Data records:

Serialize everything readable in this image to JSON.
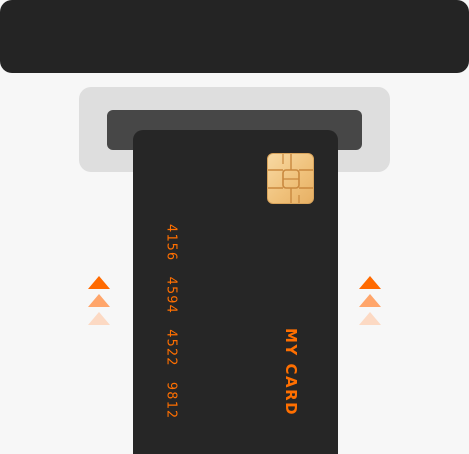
{
  "card": {
    "number": "4156 4594 4522 9812",
    "label": "MY CARD"
  },
  "icons": {
    "chip": "card-chip-icon",
    "arrows": "chevron-up-icon"
  },
  "colors": {
    "accent": "#ff6f00",
    "card_background": "#262626",
    "top_bar": "#242424",
    "slot_outer": "#dedede",
    "slot_inner": "#474747",
    "page_background": "#f7f7f7",
    "chip_gold": "#f0c27c"
  }
}
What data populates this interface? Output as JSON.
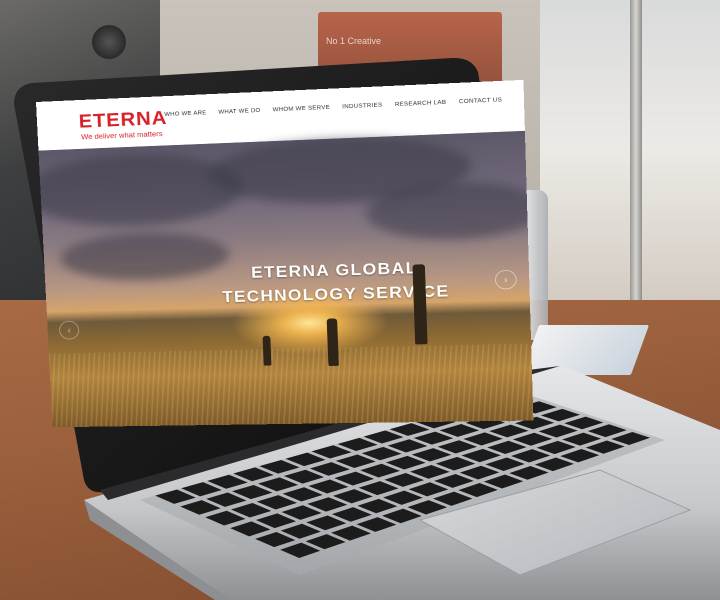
{
  "background": {
    "sign_text": "No 1 Creative"
  },
  "website": {
    "logo": "ETERNA",
    "tagline": "We deliver what matters",
    "nav": [
      {
        "label": "WHO WE ARE"
      },
      {
        "label": "WHAT WE DO"
      },
      {
        "label": "WHOM WE SERVE"
      },
      {
        "label": "INDUSTRIES"
      },
      {
        "label": "RESEARCH LAB"
      },
      {
        "label": "CONTACT US"
      }
    ],
    "hero": {
      "line1": "ETERNA GLOBAL",
      "line2": "TECHNOLOGY SERVICE",
      "next_icon": "›",
      "prev_icon": "‹"
    },
    "brand_color": "#d8222a"
  },
  "colors": {
    "table": "#9a5f3c",
    "laptop_bezel": "#141414",
    "laptop_body": "#c7c9cc",
    "keys": "#1c1c1c"
  }
}
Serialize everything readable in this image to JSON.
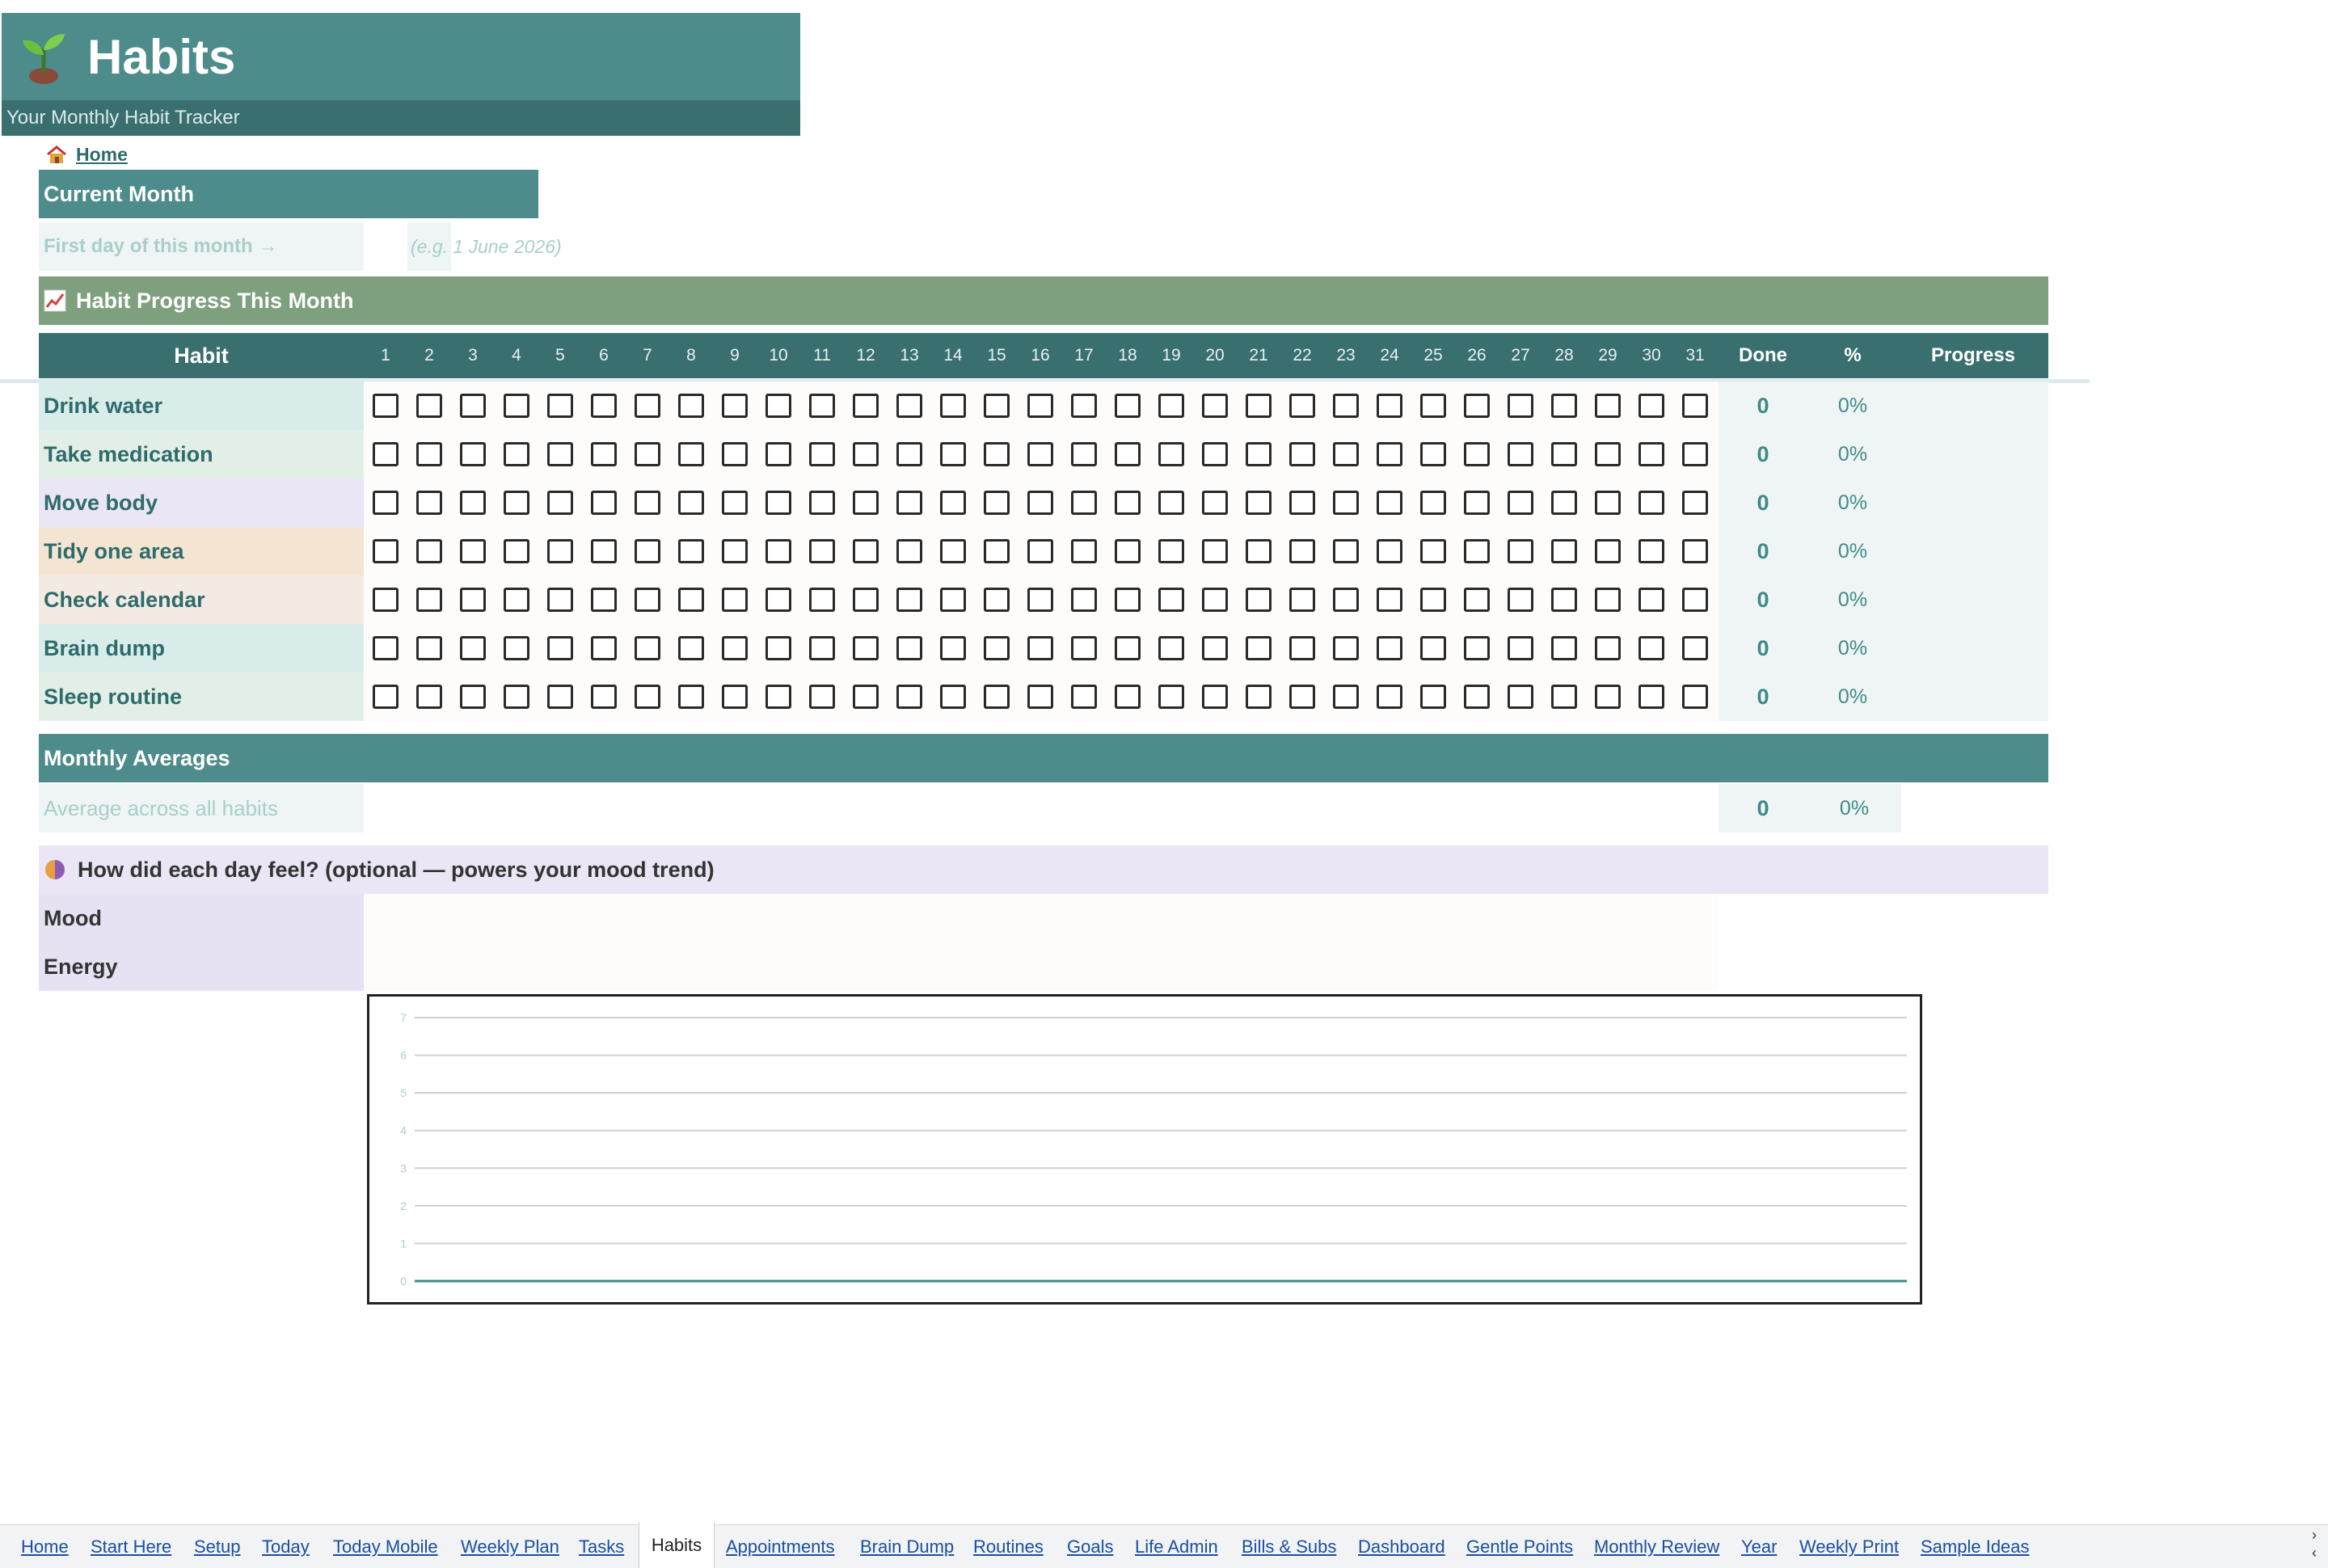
{
  "header": {
    "title": "Habits",
    "subtitle": "Your Monthly Habit Tracker",
    "icon": "sprout-icon"
  },
  "nav": {
    "home_label": "Home",
    "home_icon": "house-icon"
  },
  "current_month": {
    "section_title": "Current Month",
    "first_day_label": "First day of this month →",
    "first_day_value": "",
    "first_day_hint": "(e.g. 1 June 2026)"
  },
  "progress": {
    "section_title": "Habit Progress This Month",
    "section_icon": "chart-increasing-icon",
    "columns": {
      "habit": "Habit",
      "days": [
        "1",
        "2",
        "3",
        "4",
        "5",
        "6",
        "7",
        "8",
        "9",
        "10",
        "11",
        "12",
        "13",
        "14",
        "15",
        "16",
        "17",
        "18",
        "19",
        "20",
        "21",
        "22",
        "23",
        "24",
        "25",
        "26",
        "27",
        "28",
        "29",
        "30",
        "31"
      ],
      "done": "Done",
      "pct": "%",
      "progress": "Progress"
    },
    "habits": [
      {
        "name": "Drink water",
        "done": "0",
        "pct": "0%",
        "color": "#d8ecea",
        "checked": []
      },
      {
        "name": "Take medication",
        "done": "0",
        "pct": "0%",
        "color": "#e2efe6",
        "checked": []
      },
      {
        "name": "Move body",
        "done": "0",
        "pct": "0%",
        "color": "#ebe6f5",
        "checked": []
      },
      {
        "name": "Tidy one area",
        "done": "0",
        "pct": "0%",
        "color": "#f4e5d2",
        "checked": []
      },
      {
        "name": "Check calendar",
        "done": "0",
        "pct": "0%",
        "color": "#f3ebe3",
        "checked": []
      },
      {
        "name": "Brain dump",
        "done": "0",
        "pct": "0%",
        "color": "#d8ecea",
        "checked": []
      },
      {
        "name": "Sleep routine",
        "done": "0",
        "pct": "0%",
        "color": "#e2efe6",
        "checked": []
      }
    ]
  },
  "averages": {
    "section_title": "Monthly Averages",
    "label": "Average across all habits",
    "done": "0",
    "pct": "0%"
  },
  "mood": {
    "section_title": "How did each day feel? (optional — powers your mood trend)",
    "section_icon": "mood-circle-icon",
    "rows": [
      "Mood",
      "Energy"
    ]
  },
  "chart_data": {
    "type": "line",
    "title": "",
    "xlabel": "",
    "ylabel": "",
    "ylim": [
      0,
      7
    ],
    "yticks": [
      "0",
      "1",
      "2",
      "3",
      "4",
      "5",
      "6",
      "7"
    ],
    "series": [
      {
        "values": [
          0,
          0
        ]
      }
    ],
    "grid": true,
    "colors": {
      "line": "#3f8a88",
      "tick": "#a8cfcc",
      "grid": "#cfcfcf"
    }
  },
  "tabs": {
    "active": "Habits",
    "items": [
      "Home",
      "Start Here",
      "Setup",
      "Today",
      "Today Mobile",
      "Weekly Plan",
      "Tasks",
      "Habits",
      "Appointments",
      "Brain Dump",
      "Routines",
      "Goals",
      "Life Admin",
      "Bills & Subs",
      "Dashboard",
      "Gentle Points",
      "Monthly Review",
      "Year",
      "Weekly Print",
      "Sample Ideas"
    ]
  },
  "theme": {
    "teal": "#4d8c8a",
    "teal_dark": "#39706f",
    "sage": "#7ea07e",
    "lavender": "#eae6f5"
  }
}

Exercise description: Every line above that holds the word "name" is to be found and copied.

Answer space:
        "name": "Drink water",
        "name": "Take medication",
        "name": "Move body",
        "name": "Tidy one area",
        "name": "Check calendar",
        "name": "Brain dump",
        "name": "Sleep routine",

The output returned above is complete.